THIS SOUNDS RIGHT

Dorothy Smith has shown how women are forced into a secondhand understanding of the world. Women are trained to invalidate their own experiences, understanding, and feelings and to look to men to tell them how to view themselves. Ideas, concepts, images, and vocabularies that women use to think about their experiences have been formulated from the male point of view by universities, churches, and other social institutions.

In Women and Madness Phyllis Chesler  describes  women’s experiences as psychiatric patients. Very few of the women she interviewed appears to have a mental disturbance. Most were unhappy and responding to the oppression in their lives. Seeking help, Chelser  pointed out, is not valued in our society, and women seemed to be punished “for their own good” by the institution for exhibiting such weakness.

Jean Baker Miller looked at the relations between dominant and subordinate groups. She isolated certain characteristics of subordinate groups as typical of any irrationally unequal power  relations based on ascribed status such  as race religion or sex. Those in  a relationship of subordination need to survive, above anything else. Direct response to destructive treatment must be avoided, as it may be met with rejection, punishment, or even death. Women who step out of line Miller noted, can suffer a combination of social ostracism, economic hardship, and psychological isolation. They may even be diagnosed as having a personality disorder if they do not conform to the male-defined norm for a woman.

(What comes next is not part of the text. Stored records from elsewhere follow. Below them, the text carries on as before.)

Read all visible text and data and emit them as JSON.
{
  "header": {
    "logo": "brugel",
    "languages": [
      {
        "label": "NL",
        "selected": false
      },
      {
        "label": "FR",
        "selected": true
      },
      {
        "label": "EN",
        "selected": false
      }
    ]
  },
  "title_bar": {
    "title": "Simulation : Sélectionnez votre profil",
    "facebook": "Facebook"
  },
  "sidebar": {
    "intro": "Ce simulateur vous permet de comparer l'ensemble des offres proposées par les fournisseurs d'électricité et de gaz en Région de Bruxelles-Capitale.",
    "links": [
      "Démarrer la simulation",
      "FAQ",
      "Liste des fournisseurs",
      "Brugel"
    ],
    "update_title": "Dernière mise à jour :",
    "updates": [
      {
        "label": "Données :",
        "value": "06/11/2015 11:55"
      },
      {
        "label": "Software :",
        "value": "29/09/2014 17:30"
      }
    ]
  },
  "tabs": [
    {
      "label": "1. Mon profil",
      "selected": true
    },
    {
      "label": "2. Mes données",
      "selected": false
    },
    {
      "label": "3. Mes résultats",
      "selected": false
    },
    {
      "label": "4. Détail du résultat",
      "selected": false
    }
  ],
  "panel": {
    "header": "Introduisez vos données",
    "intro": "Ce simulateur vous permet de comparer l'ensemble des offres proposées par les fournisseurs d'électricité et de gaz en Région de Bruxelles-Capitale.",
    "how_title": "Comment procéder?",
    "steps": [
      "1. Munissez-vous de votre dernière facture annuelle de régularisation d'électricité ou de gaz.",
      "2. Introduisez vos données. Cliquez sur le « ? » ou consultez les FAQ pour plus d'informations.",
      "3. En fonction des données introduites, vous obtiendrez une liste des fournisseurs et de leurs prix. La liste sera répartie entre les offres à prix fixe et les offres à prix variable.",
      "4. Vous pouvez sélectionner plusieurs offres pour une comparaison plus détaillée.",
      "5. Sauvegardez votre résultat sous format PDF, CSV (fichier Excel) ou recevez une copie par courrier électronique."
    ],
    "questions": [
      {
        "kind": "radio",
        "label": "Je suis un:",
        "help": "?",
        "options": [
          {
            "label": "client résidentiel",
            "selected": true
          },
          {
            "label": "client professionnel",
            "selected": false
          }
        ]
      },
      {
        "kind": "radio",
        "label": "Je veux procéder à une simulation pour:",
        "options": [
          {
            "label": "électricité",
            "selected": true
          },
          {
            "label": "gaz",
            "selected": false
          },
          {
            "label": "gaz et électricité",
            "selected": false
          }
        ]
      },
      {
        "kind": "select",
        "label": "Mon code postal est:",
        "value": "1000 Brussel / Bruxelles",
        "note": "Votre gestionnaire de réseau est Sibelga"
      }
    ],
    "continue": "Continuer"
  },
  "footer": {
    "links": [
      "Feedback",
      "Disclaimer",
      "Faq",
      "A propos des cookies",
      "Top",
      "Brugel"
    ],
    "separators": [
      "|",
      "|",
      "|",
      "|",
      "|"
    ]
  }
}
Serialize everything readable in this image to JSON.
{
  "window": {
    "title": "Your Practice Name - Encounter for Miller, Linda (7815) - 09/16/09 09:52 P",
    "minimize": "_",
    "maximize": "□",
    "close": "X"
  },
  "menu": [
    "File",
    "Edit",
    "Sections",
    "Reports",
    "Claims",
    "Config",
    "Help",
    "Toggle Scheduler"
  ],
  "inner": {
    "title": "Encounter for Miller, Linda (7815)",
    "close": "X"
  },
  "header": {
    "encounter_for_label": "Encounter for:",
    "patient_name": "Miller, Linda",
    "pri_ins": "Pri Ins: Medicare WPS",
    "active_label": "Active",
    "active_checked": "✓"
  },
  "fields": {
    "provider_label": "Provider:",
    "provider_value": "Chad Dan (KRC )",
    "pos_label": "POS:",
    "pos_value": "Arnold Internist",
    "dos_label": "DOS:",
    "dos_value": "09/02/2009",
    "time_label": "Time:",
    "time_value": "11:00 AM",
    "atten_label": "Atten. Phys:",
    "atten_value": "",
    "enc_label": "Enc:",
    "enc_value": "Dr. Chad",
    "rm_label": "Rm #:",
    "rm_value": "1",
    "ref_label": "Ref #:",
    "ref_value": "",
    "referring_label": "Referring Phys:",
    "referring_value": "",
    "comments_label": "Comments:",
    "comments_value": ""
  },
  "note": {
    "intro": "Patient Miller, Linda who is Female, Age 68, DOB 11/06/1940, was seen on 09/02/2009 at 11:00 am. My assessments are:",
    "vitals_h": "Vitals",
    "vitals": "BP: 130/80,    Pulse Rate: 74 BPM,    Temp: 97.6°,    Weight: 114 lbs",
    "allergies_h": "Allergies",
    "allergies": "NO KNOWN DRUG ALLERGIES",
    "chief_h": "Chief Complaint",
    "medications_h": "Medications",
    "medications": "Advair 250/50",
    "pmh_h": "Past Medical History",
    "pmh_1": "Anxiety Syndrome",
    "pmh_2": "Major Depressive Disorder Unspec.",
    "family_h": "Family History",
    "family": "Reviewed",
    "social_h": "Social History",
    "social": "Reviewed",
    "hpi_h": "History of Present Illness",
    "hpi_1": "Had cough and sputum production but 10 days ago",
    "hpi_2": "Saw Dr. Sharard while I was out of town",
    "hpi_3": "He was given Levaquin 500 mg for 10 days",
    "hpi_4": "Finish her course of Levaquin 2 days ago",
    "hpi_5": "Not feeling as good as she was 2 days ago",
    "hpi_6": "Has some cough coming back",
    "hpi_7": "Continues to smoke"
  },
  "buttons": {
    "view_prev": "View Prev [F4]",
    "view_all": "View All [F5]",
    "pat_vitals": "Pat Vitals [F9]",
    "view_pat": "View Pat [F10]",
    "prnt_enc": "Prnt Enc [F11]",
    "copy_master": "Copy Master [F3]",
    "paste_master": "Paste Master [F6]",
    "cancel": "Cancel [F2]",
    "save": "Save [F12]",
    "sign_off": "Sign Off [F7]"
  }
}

If conflict cannot be expressed openly, it is turned inward and the ground is fertile for depression. Once depression is identified, the victim is blamed for her illness, and she accepts this responsibility until she is helped to examine her own self-defeating patterns, to see how she allows  herself to be victimized.”

SOURCE:  Melva Steen, Ph.D, RN. Historical Perspectives on Women and mental illness and preventing of depression in women using a feminist perspective. Issues in Mental Health Nursing, 12:359-374, 1991.

Appeared in THE ANTIDEPRESSANT TABLET in the Spring  edition  (v.5, #3: 8-9).1994. 

+++++++++++++++++++++++++++++++++++++++++++++++++++++++++++++++

The following is an excerpt from the Basic Text for the fellowship of Depressed Anonymous world wide.

Depressed Anonymous, 3rd edition , 2011,2008, 1998. Depressed Anonymous Publications. Louisville. Ky. Page 82.

“Maybe I need to make amends to my children for  making a clean house the number one priority the number one priority and never allowing them to give expression to their feelings. Or maybe I was the good daughter or son who never told anyone how I really felt because I was afraid of how my parents would react. Now we might be dredging up all the old feelings of anger and resentment that we have submerged under a mask of  kindness ands sweetness over the years. We need to voice our anger for having to act like someone we aren’t. I can think of many women who in therapy begin to get in touch with the times when as little girls, they were conditioned to think that good little girls didn’t get angry, and so they stuffed and sat upon all these powerful and unpleasant emotions. Feelings that are not expressed can accumulate in our bodies and can’t get out until we share them and express them. These stuffed feelings get lodged in our bodies and immobilize us until we feel completely wrung out!

Some have heard all their lives that you shouldn’t get angry as mother won’t love you anymore. This makes it quite difficult suddenly to shout out our rage and anger at a world that has made women in general feel less than second-class citizens. ”